The Christmas Wreck by Frank Stockton, 1886
The magic trick:
Rewarding the characters for making a decision based on sentimentality
“The Christmas Wreck” is a pleasant contrast to such survival dramas on the sea such as Stephen Crane’s “The Open Boat” or recent SSMT holiday tragedy, “The Ledge.”
The three surviving crew members certainly are in peril when a typhoon wrecks their ship, but it’s a nice twist on the survival story to see Silas and Andy act out of the sentimental desire for some semblance of a traditional Christmas dinner. Of course, it winds up leading to their successful survival, too, whereas in many such stories the characters go by the book and wind up perishing anyway.
Stockton might be sacrificing some of the gritty realism of, say, Jack London, but he more than makes up for it in feel-good holiday charm. And that’s quite a trick on Stockton’s part.

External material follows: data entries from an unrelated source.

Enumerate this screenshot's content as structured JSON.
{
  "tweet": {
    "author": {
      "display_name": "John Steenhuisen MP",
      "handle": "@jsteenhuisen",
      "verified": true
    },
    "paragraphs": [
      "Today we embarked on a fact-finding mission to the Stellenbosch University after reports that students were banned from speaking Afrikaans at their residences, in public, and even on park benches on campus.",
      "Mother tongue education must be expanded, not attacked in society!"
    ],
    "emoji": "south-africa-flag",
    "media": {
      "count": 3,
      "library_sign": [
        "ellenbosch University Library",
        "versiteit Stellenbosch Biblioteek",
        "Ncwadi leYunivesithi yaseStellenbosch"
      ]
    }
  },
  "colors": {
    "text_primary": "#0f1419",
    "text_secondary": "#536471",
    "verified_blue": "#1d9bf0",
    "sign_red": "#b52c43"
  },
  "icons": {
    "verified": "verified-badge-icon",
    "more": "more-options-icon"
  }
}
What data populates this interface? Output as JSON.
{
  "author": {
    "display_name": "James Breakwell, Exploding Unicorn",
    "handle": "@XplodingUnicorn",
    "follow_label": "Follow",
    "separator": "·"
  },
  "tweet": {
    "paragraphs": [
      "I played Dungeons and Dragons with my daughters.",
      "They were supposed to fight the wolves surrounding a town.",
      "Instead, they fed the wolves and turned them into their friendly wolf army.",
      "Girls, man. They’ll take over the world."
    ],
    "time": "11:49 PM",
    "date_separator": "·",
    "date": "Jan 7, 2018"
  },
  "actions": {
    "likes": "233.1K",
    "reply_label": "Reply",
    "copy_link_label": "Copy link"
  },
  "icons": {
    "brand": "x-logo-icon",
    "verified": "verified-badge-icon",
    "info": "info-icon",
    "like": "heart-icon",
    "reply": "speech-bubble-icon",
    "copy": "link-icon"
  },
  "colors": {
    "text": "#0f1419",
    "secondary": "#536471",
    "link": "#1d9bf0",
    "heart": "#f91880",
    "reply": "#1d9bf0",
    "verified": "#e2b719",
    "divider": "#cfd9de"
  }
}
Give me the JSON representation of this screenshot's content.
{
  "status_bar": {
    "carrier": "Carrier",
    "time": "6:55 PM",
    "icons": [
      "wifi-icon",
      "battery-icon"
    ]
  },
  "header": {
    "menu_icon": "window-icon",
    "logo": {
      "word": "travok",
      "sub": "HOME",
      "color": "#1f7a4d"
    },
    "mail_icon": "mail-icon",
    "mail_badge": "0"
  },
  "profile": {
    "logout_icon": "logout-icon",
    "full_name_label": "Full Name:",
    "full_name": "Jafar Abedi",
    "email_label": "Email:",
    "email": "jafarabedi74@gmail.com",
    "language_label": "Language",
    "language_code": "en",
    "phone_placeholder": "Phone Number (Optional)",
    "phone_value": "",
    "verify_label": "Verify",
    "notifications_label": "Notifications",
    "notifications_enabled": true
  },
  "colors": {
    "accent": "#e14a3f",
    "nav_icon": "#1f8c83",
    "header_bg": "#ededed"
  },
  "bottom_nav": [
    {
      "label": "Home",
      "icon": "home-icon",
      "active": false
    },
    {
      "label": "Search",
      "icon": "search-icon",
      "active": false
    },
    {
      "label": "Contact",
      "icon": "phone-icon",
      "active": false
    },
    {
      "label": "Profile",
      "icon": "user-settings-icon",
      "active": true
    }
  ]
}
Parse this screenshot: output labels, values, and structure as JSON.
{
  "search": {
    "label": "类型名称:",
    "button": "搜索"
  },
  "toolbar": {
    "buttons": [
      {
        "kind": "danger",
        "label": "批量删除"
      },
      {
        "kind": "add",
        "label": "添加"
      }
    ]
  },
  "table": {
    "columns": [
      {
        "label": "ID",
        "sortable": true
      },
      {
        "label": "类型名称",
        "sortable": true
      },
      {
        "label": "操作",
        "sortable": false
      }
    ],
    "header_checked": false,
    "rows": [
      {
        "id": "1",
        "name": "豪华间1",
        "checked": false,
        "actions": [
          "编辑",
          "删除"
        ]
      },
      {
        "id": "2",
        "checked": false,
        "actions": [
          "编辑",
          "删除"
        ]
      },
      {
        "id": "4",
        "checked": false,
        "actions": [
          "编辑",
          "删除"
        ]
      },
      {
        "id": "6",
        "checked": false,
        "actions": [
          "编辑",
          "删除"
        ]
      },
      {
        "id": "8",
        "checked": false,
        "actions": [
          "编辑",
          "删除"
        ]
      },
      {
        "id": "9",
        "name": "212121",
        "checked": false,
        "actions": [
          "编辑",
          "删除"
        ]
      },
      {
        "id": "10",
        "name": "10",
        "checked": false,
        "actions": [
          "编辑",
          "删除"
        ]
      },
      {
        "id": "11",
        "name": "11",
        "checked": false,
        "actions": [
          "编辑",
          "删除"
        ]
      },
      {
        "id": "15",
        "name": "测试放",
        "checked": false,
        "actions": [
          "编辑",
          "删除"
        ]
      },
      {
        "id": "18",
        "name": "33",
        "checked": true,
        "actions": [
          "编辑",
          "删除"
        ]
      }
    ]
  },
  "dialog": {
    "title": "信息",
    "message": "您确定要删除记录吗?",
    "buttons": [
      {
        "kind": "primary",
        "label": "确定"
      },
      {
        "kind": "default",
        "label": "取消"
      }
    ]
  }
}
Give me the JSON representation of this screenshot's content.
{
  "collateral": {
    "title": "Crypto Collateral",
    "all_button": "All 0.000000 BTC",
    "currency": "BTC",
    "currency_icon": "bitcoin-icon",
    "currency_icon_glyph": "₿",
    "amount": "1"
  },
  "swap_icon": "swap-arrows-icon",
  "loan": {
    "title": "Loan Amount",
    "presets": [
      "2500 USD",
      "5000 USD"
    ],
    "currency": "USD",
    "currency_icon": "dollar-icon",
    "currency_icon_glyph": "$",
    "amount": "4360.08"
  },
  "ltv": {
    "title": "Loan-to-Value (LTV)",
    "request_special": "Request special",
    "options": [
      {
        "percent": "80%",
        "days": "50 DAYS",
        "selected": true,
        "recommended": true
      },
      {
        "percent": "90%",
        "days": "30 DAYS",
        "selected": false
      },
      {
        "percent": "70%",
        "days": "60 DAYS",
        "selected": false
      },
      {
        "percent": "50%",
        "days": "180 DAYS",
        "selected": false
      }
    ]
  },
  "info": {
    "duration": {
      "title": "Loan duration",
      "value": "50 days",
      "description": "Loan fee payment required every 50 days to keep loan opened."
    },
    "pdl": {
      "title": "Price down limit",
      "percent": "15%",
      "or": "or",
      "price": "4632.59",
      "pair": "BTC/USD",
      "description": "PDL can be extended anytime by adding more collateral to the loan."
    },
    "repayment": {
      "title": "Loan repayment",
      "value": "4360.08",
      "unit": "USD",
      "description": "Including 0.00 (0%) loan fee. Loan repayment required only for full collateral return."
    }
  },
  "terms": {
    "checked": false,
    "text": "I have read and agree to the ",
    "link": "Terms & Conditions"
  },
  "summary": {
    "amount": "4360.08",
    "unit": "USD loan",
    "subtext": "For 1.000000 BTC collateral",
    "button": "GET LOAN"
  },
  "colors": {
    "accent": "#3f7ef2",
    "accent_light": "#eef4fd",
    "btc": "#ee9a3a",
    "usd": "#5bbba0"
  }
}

“Well, sir, there was three loads brought in altogether, an’ the Christmas dinner we had on the for’ard deck of that steamer’s hull was about the jolliest one that was ever seen of a hot day aboard of a wreck in the Pacific Ocean. The cap’n kept good order, an’ when all was ready the tops was jerked off the boxes, and each man grabbed a can an’ opened it with his knife. When he had cleaned it out, he tuk another without doin’ much questionin’ as to the bill of fare. Whether anybody got pidjin-pie ‘cept Andy, I can’t say, but the way we piled in Delmoniker prog would ‘a’ made people open their eyes as was eatin’ their Christmas dinners on shore that day. Some of the things would ‘a’ been better cooked a little more, or het up, but we was too fearful hungry to wait fur that, an’ they was tiptop as they was.